The imagery here is pretty simple—if our world didn’t have the sun, not only would we not know the sun, but we wouldn’t see to understand our world. Jesus is like the sun. We can’t make sense of a world that has so much evil and so much good without Jesus. Jesus helps us see it. He helps us understand it. In Jesus’s light we can embrace the reality that this world is broken because of sin, but we can do so with hope, for Jesus has promised to fix it. Our hope isn’t a fool’s dream. It’s rooted in the reality of the resurrection. Jesus already defeated death, so we have confidence he will one day banish death forever.

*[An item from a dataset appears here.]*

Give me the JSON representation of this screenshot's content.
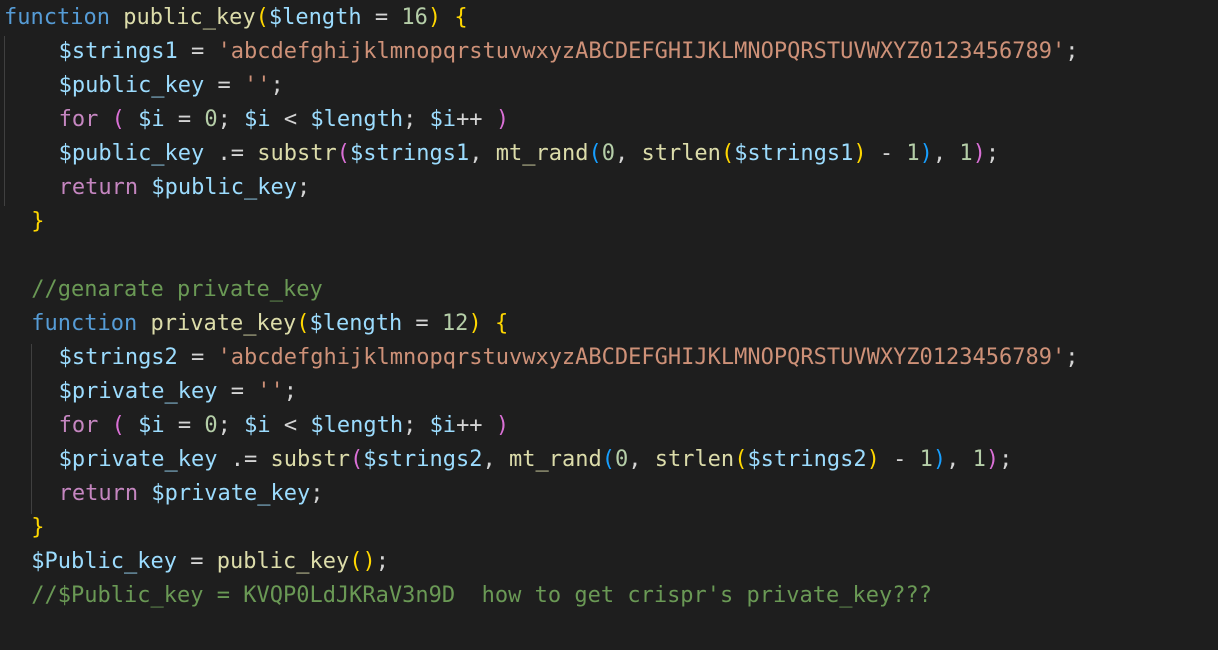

Jesus is the light of the world, and only by following him can we see.

Reflect and Discuss

  1. Does Jesus ignore the woman’s sin in dealing with the scribes and Pharisees?
  2. How is the act of forgiving the woman’s sins different from the previous times Jesus has acted?
  3. In forgiving the woman’s sin, what is Jesus saying about himself?
  4. Have you ever felt shame and disgrace over your sin? How is this passage a message of hope concerning those feelings?
  5. How can you rest in the forgiveness of Jesus?
  6. What Old Testament texts are being referenced by calling Jesus “the light of the world”?
  7. How do Isaiah 49 and Psalm 27:1 point to Jesus as God rather than just as a messenger from God?
  8. How do Jesus’s claims of himself as bread, water, and light point back to the exodus?
  9. How does the light of the world help us make sense of the world around us?
  10. How can you leave a life of slavery by submission to Jesus?